§ Extracted entries:
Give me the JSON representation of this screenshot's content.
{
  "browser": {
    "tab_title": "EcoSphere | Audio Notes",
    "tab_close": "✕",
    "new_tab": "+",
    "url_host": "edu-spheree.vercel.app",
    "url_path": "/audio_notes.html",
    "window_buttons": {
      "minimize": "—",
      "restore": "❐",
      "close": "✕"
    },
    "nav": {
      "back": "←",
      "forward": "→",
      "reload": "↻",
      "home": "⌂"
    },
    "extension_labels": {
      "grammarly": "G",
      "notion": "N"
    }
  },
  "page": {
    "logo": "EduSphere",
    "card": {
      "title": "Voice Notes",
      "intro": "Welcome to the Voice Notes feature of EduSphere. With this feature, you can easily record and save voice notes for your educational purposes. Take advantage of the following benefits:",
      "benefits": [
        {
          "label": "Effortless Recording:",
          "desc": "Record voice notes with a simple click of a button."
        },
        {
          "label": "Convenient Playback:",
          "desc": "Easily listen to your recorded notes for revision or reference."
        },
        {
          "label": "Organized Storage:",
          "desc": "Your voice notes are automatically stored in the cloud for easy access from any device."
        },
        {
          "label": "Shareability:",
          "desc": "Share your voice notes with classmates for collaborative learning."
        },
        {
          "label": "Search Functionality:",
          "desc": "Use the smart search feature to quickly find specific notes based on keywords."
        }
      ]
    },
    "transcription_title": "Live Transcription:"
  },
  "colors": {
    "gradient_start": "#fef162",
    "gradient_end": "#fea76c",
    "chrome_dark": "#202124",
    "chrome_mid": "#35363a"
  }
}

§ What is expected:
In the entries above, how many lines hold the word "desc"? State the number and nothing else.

§ Worked solution:
5